Neutral Running Shoes

A NEUTRAL shoe is potentially suitable for runners whose feet and ‘gait’ cycle indicate little or no requirement for any additional stability in their footwear. We categorise our neutral shoes in Levels 1 and 2. Generally, these levels denote differences in the cushioning offered by the shoes, with Level 1 shoes offering a greater amount of cushioning, particularly in the in the mid and forefoot. There are many neutral options available so runners can choose how they want their shoes to feel underneath their feet. Many runners will prefer a softer feel for longer, slower runs but will prefer a firmer more responsive feel for shorter, faster runs.
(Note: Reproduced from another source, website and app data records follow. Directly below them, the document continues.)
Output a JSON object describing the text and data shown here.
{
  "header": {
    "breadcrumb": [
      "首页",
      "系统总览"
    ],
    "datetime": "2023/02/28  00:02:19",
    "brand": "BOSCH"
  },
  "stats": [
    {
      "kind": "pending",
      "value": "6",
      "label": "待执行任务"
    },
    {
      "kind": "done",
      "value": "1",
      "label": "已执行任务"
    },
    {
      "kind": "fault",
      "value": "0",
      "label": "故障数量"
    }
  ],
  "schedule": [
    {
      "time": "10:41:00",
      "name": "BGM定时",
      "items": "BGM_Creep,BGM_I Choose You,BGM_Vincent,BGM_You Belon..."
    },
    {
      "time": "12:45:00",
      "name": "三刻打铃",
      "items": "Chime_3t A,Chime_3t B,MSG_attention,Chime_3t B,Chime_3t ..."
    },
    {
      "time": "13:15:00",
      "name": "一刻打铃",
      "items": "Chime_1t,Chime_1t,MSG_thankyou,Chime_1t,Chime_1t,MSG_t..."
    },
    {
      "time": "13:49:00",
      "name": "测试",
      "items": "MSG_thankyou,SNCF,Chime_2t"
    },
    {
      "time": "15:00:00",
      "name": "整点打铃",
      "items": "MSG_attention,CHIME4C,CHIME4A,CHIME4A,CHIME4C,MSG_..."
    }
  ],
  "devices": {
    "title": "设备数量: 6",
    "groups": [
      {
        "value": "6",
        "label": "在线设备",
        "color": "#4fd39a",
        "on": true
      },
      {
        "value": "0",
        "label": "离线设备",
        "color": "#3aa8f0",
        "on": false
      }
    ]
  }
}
Certain shoes will feel different at different speeds and will be suitable for slow and fast training runs.

Stability Running Shoes

A STABILITY shoe is designed to offer a degree of additional stability to the foot through the running ‘gait’ cycle, using features incorporated into the shoe design. The stability offered can help prevent injury through aligning the body correctly as a complement to the natural running style. We categorise our STABILITY shoes in Levels 3 to 7, with Level 3 offering the least additional stability, through to Level 7 which offers the most additional stability. Our unique grading system is shown on the product page of each NEUTRAL and STABILITY shoe. It helps you to determine at a glance the level of cushioning and/or stability which may be best suited to you.
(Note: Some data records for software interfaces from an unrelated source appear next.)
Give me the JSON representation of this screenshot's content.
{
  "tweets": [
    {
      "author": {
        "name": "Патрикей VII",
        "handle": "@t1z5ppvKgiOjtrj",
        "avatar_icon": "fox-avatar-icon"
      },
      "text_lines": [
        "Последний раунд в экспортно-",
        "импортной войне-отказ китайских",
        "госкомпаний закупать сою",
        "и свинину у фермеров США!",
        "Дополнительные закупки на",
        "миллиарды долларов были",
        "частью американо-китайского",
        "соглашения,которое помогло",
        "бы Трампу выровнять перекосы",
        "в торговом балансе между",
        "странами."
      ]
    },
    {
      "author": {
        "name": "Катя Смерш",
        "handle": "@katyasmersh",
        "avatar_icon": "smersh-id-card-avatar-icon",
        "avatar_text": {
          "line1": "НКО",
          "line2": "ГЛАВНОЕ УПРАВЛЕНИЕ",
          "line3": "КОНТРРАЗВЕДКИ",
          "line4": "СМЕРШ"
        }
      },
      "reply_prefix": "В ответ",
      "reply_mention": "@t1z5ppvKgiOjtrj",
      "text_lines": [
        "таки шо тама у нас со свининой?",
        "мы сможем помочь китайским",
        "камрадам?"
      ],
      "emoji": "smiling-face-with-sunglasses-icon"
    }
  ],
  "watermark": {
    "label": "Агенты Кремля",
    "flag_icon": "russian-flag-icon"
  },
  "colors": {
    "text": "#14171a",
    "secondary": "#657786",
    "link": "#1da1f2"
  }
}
Off-Road / Trail

A TRAIL categorisation is for a shoe that is designed for terrain that is undulating and has a range of surfaces from road to mud, grass and hard packed ground. They provide more grip with stickier rubbers and more aggressive soles but they still offer a significant amount of protection for the foot so can be used on sections of road. Some will offer more cushioning than others within this category so some are better suited to more road running mixed with other surfaces. They usually have a rock plate added to them to protect you from sharp stones. Due to TRAIL running being on mostly uneven surfaces, TRAIL shoes are more flexible so that your foot can adapt to the terrain.

Off-Road / Hill
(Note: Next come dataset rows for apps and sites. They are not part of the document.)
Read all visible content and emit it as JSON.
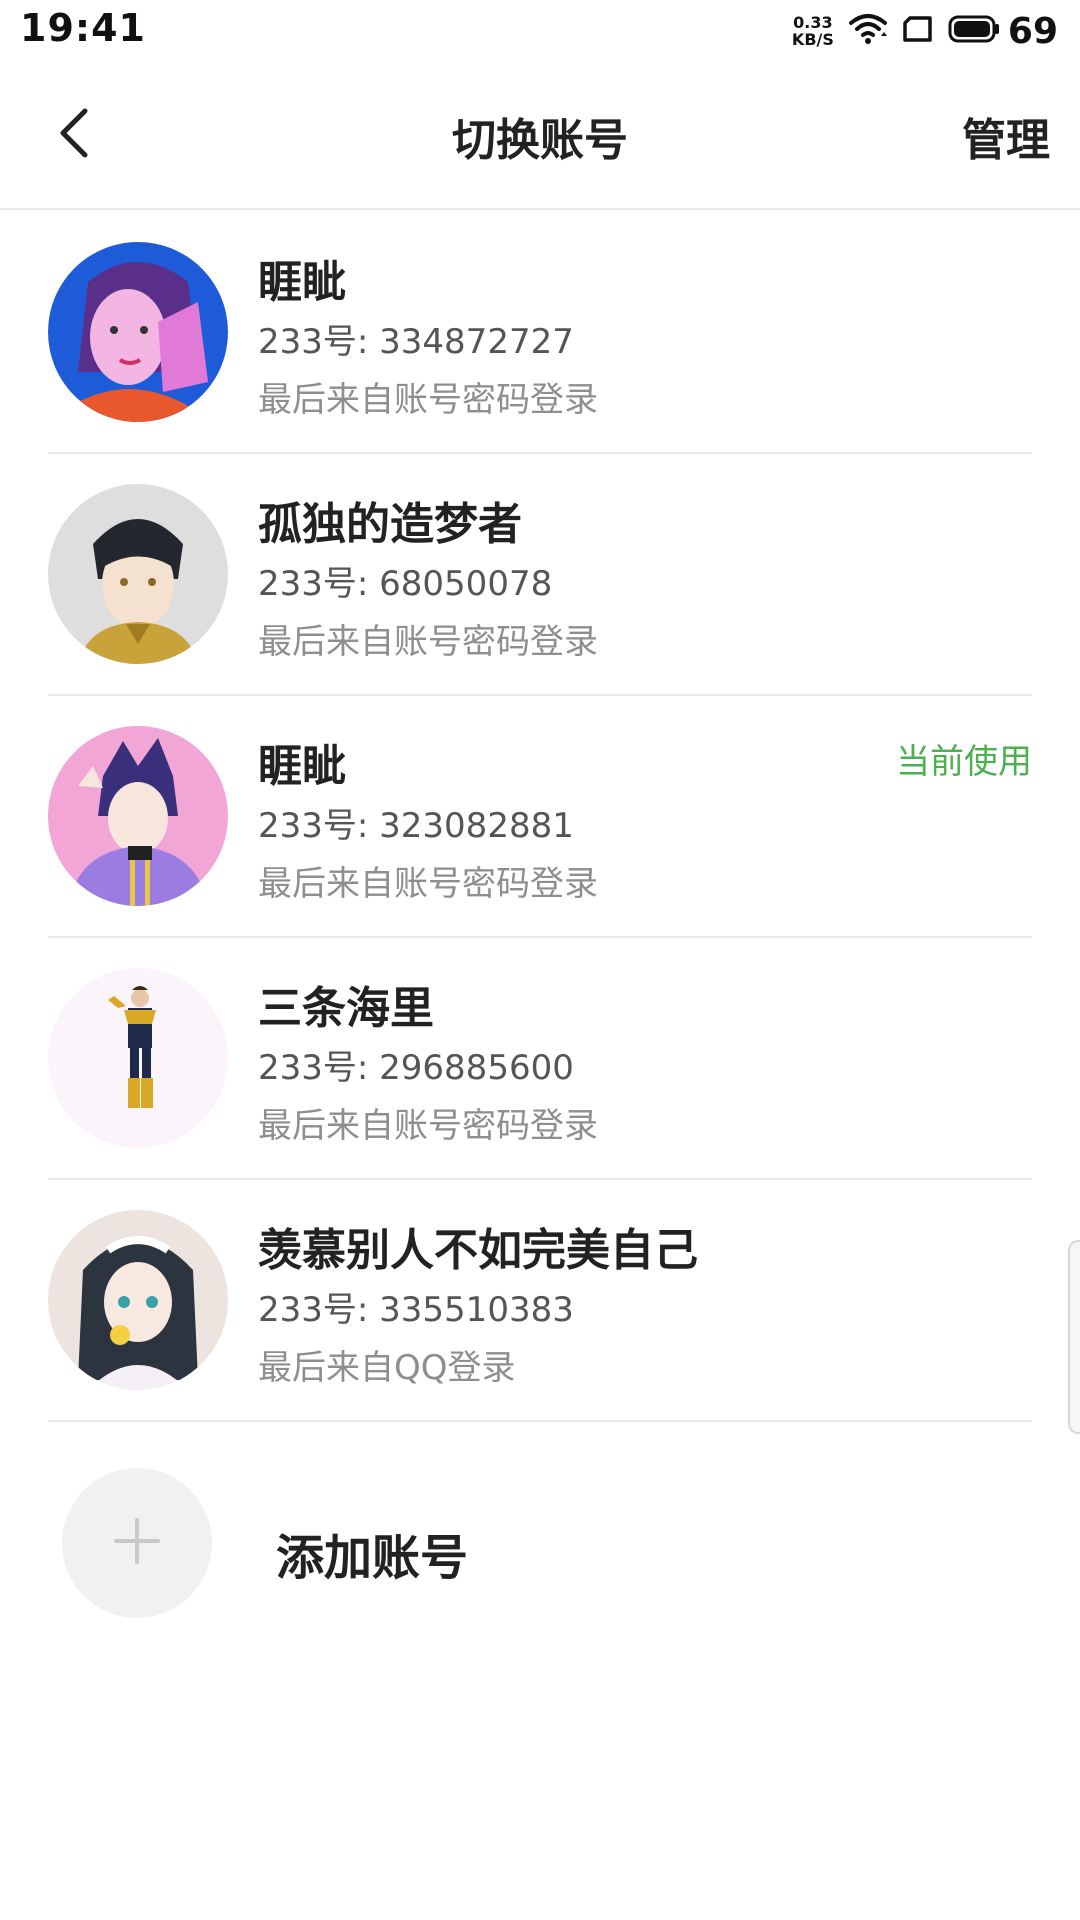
{
  "status_bar": {
    "time": "19:41",
    "speed_value": "0.33",
    "speed_unit": "KB/S",
    "battery": "69",
    "icons": [
      "wifi-icon",
      "sim-icon",
      "battery-icon"
    ]
  },
  "header": {
    "title": "切换账号",
    "manage_label": "管理",
    "back_icon": "chevron-left-icon"
  },
  "accounts": [
    {
      "name": "睚眦",
      "id_text": "233号: 334872727",
      "login_text": "最后来自账号密码登录",
      "current": "",
      "avatar_colors": [
        "#1e5bd8",
        "#e07ad6"
      ]
    },
    {
      "name": "孤独的造梦者",
      "id_text": "233号: 68050078",
      "login_text": "最后来自账号密码登录",
      "current": "",
      "avatar_colors": [
        "#dedede",
        "#c9a23a"
      ]
    },
    {
      "name": "睚眦",
      "id_text": "233号: 323082881",
      "login_text": "最后来自账号密码登录",
      "current": "当前使用",
      "avatar_colors": [
        "#f2a6d6",
        "#9b7ce0"
      ]
    },
    {
      "name": "三条海里",
      "id_text": "233号: 296885600",
      "login_text": "最后来自账号密码登录",
      "current": "",
      "avatar_colors": [
        "#fbf5fb",
        "#1f2a4a"
      ]
    },
    {
      "name": "羡慕别人不如完美自己",
      "id_text": "233号: 335510383",
      "login_text": "最后来自QQ登录",
      "current": "",
      "avatar_colors": [
        "#ede3df",
        "#2c3440"
      ]
    }
  ],
  "add_account": {
    "label": "添加账号",
    "icon": "plus-icon"
  },
  "colors": {
    "current_badge": "#4caf50",
    "divider": "#e9e9e9",
    "secondary_text": "#8e8e8e"
  }
}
A HILL categorisation is for a shoe that is designed for steep uphill and downhill running. They have very aggressive soles that allow you to run up hills easier and stop you from slipping on descents. The rubber on the sole is usually sticky for running on mud and wet rocks. Most HILL shoes offer protection to the foot through lightweight rock plates but are more minimal and flexible than trail shoes so that the feet can adapt to constantly changing surfaces. They are flatter to the ground and have thinner soles to increase the stability of the runner’s feet on steep terrain.

Spikes / Track

TRACK or CROSS COUNTRY SPIKES are suitable for competition and faster training. Track spikes are generally much less flexible than cross country spikes and use design features which promote efficiency and speed. Cross country spikes need to be more flexible over uneven ground.

Lightweight / Race

LIGHTWEIGHT shoes are suitable for competition and faster training on road and tracks. Generally these shoes have a lighter weight construction as the name suggests. Users of these shoe types are used to the ‘flatter’ racing design which can promote a more efficient running style. They do not offer the same degree of cushioning as normal road shoes categorised in the neutral or stability categories. Lightweight shoes will feel firmer or more responsive than normal road shoes which will help deliver a spring like affect when running fast.

Training / Gym

A TRAINING shoe is suitable for gym and cross-training use and which may provide adequate cushioning for some running. Some of the shoes in this section are specifically designed to promote strengthening, conditioning and injury prevention benefits.


Find your perfect pair with Run 4 It’s in-store 8-step gait analysis:
Find Out More
This content is provided by Run 4 It and was originally published on run4it.com.